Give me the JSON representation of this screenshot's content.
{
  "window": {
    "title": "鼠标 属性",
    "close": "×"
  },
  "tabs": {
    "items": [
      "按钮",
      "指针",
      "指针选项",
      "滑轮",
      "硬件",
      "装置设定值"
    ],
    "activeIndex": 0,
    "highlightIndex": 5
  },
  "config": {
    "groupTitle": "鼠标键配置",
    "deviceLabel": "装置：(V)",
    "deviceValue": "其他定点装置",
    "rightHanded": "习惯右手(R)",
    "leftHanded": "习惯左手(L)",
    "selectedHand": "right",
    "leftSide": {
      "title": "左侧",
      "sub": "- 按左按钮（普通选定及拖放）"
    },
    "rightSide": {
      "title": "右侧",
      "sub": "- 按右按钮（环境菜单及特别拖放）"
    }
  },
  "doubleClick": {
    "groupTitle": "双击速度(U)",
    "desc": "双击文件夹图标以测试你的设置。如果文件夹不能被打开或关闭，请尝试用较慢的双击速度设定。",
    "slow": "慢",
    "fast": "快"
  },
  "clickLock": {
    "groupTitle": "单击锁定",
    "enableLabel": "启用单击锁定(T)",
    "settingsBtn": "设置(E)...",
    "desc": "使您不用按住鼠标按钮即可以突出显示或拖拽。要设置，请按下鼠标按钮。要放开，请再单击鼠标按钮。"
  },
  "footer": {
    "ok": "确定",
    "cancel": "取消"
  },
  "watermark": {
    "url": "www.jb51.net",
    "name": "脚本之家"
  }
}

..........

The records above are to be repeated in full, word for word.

Give me the JSON representation of this screenshot's content.
{
  "window": {
    "title": "鼠标 属性",
    "close": "×"
  },
  "tabs": {
    "items": [
      "按钮",
      "指针",
      "指针选项",
      "滑轮",
      "硬件",
      "装置设定值"
    ],
    "activeIndex": 0,
    "highlightIndex": 5
  },
  "config": {
    "groupTitle": "鼠标键配置",
    "deviceLabel": "装置：(V)",
    "deviceValue": "其他定点装置",
    "rightHanded": "习惯右手(R)",
    "leftHanded": "习惯左手(L)",
    "selectedHand": "right",
    "leftSide": {
      "title": "左侧",
      "sub": "- 按左按钮（普通选定及拖放）"
    },
    "rightSide": {
      "title": "右侧",
      "sub": "- 按右按钮（环境菜单及特别拖放）"
    }
  },
  "doubleClick": {
    "groupTitle": "双击速度(U)",
    "desc": "双击文件夹图标以测试你的设置。如果文件夹不能被打开或关闭，请尝试用较慢的双击速度设定。",
    "slow": "慢",
    "fast": "快"
  },
  "clickLock": {
    "groupTitle": "单击锁定",
    "enableLabel": "启用单击锁定(T)",
    "settingsBtn": "设置(E)...",
    "desc": "使您不用按住鼠标按钮即可以突出显示或拖拽。要设置，请按下鼠标按钮。要放开，请再单击鼠标按钮。"
  },
  "footer": {
    "ok": "确定",
    "cancel": "取消"
  },
  "watermark": {
    "url": "www.jb51.net",
    "name": "脚本之家"
  }
}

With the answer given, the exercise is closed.